## Records shown
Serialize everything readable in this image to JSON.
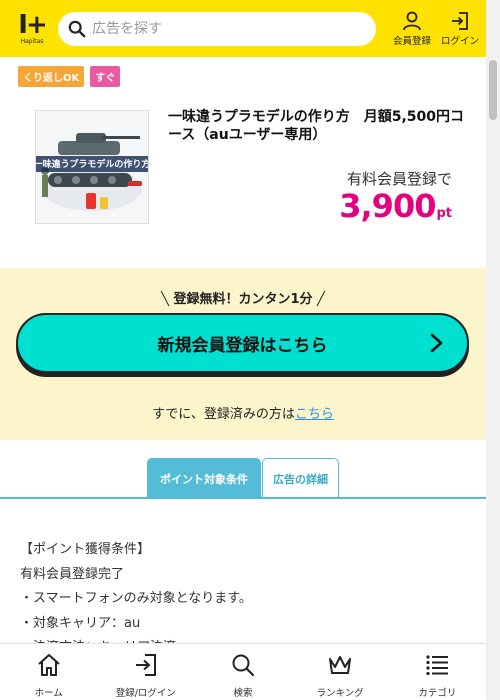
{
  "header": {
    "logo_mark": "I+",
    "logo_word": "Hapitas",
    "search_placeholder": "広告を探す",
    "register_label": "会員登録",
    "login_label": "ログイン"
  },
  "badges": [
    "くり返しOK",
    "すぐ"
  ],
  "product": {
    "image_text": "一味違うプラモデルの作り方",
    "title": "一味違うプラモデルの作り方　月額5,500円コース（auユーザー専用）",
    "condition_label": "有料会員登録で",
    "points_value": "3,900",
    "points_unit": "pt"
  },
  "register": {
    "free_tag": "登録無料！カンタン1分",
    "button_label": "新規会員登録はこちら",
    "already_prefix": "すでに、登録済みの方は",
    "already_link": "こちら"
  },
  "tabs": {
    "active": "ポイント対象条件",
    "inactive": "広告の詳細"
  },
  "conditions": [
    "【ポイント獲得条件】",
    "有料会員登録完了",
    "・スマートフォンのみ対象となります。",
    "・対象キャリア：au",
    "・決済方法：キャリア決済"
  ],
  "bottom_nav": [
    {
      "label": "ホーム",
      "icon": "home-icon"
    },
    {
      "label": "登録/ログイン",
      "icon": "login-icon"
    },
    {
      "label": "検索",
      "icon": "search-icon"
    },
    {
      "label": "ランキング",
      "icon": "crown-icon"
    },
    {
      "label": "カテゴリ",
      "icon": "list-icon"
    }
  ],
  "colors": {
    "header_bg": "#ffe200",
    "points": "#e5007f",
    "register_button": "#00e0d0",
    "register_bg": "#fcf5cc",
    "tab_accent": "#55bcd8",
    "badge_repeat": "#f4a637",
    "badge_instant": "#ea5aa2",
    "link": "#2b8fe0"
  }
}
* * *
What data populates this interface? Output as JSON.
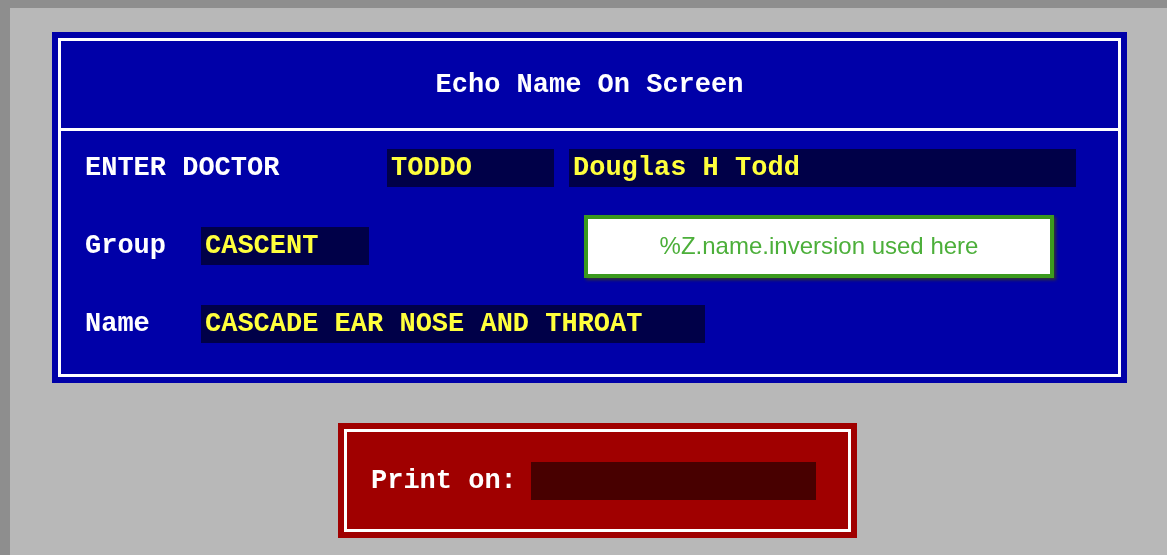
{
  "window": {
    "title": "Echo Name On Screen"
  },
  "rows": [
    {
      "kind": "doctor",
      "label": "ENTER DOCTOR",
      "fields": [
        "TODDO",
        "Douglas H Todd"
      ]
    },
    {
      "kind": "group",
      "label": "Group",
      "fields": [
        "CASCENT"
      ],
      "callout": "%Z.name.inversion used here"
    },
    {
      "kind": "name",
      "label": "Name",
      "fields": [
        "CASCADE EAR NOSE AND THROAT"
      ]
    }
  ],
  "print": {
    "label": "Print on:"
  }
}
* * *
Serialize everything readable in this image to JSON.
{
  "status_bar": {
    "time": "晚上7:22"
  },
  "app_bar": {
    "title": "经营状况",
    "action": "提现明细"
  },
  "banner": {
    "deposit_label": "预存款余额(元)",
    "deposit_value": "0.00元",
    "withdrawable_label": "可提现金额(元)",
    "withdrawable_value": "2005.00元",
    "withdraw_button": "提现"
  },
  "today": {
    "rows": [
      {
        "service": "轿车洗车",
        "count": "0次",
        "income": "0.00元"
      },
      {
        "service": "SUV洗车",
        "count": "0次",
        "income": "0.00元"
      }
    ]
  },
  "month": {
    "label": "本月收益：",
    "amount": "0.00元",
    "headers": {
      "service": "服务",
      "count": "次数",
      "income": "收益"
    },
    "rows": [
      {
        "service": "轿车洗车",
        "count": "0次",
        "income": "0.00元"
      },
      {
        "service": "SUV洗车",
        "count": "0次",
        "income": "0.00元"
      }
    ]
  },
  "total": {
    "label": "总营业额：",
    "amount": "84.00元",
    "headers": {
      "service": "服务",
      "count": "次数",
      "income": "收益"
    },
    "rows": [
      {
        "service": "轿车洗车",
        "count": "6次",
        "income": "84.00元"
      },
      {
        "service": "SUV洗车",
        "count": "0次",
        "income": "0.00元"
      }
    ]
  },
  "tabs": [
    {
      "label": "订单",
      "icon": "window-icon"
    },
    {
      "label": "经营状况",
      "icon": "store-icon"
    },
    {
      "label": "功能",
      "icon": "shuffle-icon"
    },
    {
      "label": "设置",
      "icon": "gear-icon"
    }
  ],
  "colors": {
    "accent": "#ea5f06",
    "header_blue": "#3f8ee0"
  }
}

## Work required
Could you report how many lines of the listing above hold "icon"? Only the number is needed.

## Response to the task
9